Website and app data records
+++
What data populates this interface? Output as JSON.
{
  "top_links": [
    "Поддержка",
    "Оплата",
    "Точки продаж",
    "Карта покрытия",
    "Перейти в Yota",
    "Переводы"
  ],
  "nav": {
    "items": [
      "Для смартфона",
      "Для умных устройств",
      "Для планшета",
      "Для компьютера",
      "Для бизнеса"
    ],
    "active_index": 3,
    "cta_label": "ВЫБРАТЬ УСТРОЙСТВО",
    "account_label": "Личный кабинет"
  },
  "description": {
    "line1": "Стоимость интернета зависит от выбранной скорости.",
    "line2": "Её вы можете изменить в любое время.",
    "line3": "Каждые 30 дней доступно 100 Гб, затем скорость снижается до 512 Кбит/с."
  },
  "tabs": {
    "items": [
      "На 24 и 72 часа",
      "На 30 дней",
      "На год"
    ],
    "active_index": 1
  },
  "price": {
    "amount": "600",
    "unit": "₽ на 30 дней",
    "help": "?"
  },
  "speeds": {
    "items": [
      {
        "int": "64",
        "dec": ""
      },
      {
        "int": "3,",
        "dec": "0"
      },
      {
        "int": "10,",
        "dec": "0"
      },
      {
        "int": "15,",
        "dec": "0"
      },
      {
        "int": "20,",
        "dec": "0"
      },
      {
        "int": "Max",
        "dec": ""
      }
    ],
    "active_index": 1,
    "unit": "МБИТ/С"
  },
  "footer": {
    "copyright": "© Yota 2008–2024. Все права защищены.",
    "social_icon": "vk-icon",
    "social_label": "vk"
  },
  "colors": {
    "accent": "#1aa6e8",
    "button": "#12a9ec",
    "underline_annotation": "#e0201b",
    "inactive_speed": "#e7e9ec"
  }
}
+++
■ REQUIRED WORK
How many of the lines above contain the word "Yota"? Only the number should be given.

■ ANSWER TO THIS TASK
2